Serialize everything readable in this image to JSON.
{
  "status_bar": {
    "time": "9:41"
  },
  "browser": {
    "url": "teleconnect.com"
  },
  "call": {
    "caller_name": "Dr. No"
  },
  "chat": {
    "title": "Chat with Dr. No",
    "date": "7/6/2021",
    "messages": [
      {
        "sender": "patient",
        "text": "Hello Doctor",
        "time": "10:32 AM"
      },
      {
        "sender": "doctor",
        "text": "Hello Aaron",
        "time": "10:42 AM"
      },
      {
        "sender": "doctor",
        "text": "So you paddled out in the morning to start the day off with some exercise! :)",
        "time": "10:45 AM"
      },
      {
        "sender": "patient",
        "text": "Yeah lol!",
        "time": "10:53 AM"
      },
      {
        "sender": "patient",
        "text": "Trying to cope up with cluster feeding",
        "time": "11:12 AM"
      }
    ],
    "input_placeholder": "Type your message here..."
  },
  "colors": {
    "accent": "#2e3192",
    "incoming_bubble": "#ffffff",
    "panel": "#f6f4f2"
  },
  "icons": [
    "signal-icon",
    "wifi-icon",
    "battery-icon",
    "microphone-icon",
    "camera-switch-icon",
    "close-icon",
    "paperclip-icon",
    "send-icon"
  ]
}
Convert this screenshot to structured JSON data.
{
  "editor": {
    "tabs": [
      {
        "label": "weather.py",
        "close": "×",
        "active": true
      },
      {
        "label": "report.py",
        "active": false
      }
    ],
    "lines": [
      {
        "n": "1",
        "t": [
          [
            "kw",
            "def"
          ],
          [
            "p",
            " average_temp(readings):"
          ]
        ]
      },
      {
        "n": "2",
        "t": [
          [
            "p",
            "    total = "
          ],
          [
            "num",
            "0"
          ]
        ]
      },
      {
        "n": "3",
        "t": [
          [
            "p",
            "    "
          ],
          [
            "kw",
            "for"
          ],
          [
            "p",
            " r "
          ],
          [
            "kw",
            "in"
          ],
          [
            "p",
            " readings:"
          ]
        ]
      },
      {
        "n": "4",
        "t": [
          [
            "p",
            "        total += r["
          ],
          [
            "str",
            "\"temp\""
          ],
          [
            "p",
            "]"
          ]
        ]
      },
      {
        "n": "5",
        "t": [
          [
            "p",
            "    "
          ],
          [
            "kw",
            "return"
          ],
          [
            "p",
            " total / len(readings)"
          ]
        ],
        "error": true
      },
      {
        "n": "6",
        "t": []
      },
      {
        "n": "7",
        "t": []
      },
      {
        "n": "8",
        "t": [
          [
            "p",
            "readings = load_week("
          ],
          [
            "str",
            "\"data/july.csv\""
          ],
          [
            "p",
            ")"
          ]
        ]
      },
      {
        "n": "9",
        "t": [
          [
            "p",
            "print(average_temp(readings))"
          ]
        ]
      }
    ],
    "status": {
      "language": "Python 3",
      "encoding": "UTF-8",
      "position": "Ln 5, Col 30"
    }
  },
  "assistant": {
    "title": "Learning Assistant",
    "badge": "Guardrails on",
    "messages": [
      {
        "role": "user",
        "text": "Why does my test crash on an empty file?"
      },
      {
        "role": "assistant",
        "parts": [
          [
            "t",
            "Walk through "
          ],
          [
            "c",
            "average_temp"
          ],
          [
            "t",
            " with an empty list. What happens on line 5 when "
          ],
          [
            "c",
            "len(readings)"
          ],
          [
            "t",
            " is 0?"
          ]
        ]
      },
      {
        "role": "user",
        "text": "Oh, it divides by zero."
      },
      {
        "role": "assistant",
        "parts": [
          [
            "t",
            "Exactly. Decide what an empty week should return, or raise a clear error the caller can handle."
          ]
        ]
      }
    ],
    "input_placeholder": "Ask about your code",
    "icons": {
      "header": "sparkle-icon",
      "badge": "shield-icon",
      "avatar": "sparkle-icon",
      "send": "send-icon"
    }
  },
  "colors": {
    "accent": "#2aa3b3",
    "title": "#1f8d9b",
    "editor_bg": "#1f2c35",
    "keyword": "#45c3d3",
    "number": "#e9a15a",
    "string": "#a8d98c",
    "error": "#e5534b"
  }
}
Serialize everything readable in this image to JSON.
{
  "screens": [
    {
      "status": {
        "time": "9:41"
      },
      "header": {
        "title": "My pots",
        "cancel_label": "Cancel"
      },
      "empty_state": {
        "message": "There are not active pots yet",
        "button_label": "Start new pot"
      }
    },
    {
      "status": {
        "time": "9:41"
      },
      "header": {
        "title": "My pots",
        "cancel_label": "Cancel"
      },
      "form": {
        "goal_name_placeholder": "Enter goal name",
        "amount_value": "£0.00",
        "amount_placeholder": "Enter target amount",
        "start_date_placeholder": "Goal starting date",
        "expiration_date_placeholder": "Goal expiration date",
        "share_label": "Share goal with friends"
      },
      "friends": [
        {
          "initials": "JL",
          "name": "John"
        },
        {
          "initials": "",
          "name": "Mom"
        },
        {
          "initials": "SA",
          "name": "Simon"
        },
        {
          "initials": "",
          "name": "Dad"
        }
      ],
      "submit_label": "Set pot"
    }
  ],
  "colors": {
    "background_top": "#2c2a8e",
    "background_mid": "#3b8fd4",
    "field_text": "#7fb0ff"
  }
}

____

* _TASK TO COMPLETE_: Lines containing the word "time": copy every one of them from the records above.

* _OUTPUT FOR THIS EXERCISE_:
    "time": "9:41"
        "time": "10:32 AM"
        "time": "10:42 AM"
        "time": "10:45 AM"
        "time": "10:53 AM"
        "time": "11:12 AM"
        "time": "9:41"
        "time": "9:41"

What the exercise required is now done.